I don’t know when, but at some point childhood memory creating ended and adult memory cherishing began.
And, at some point, finding that magical, butterfly-tummy feeling became a quest instead of something that effortlessly happened.
Every year I try to fabricate it: I’ll lie under the Christmas tree with the lights on and squint. It’s beautiful, but the enchanted, childhood butterfly-tummy feeling has faded a bit more each year. As an adult I’ve learned that I can usually find a close enough version of the feeling where a self-centered child would never think to look: by giving.
But, I can’t lie, every year there is a little selfish part of me that still hopes I’ll be caught unaware by a surprise, magical, giddy rush.
Twenty Christmases ago, no amount of light squinting, pine sniffing or gift giving gave me anything that I hoped for from the holiday. Following a new job opportunity, my husband, newborn daughter and I had moved from the bright lights and busy life of the Chicago area to a tiny town in northern Iowa. Holiday joy was around, but it felt outside of our house, outside of my heart.
It was a huge family change: he had a new job, I had left mine to become a stay-at-home mom, and we knew nobody in the area. I tried to be happy for the adventure, but really? I was fooling myself.
One day after Thanksgiving a package arrived in the mail from my brother and sister-in-law.
We thought you might need a little Christmas the card said.
It wasn’t for the baby.
It wasn’t for the house.
It was for me.
Holding the thin, slim box in my hand…I smelled it.
No musty dusty cardboard; no pinecones or sap…just wrapping paper.
Part of me wanted to savor the feeling, but that part got silenced as I ripped into it: They were right, I needed a little Christmas, right that very minute.
Knowing that I was thought of was all that I needed, it was the perfect gift.

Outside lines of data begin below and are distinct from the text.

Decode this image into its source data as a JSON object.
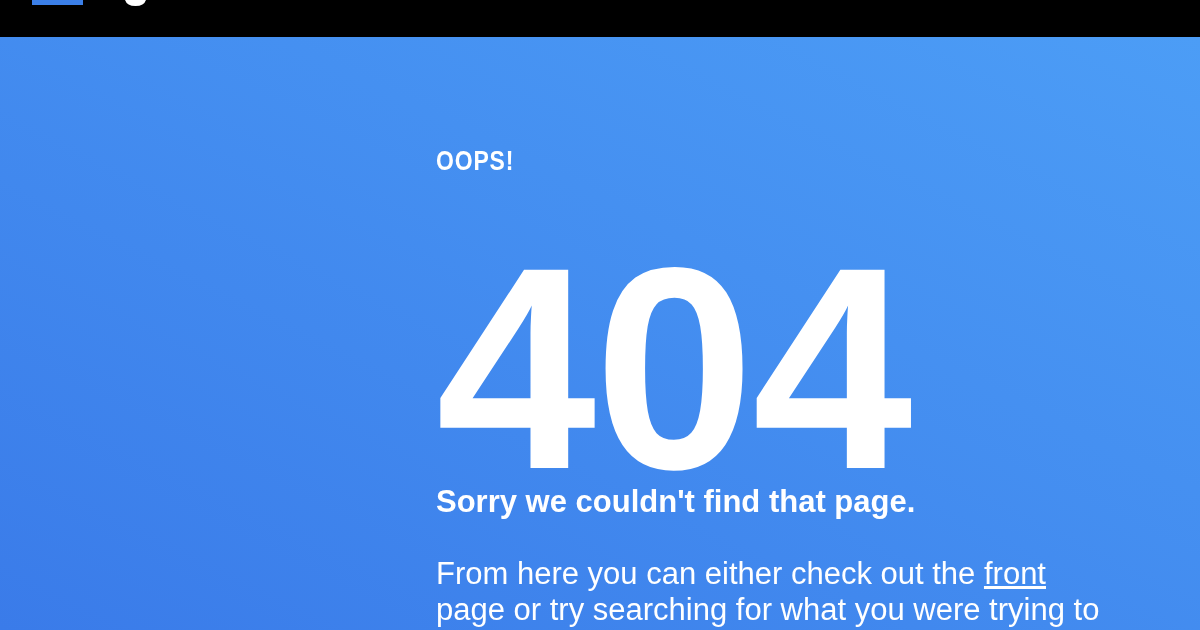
{
  "eyebrow": "OOPS!",
  "code": "404",
  "message": "Sorry we couldn't find that page.",
  "help": {
    "text_before": "From here you can either check out the ",
    "link": "front",
    "text_after": " page or try searching for what you were trying to"
  }
}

Now, 20 years later, when I put on the souvenir of that moment, the silver bracelet re-gifts me with a wave of giddy, excited, magical feelings that, if I were to label them would be called, Adult at Christmas.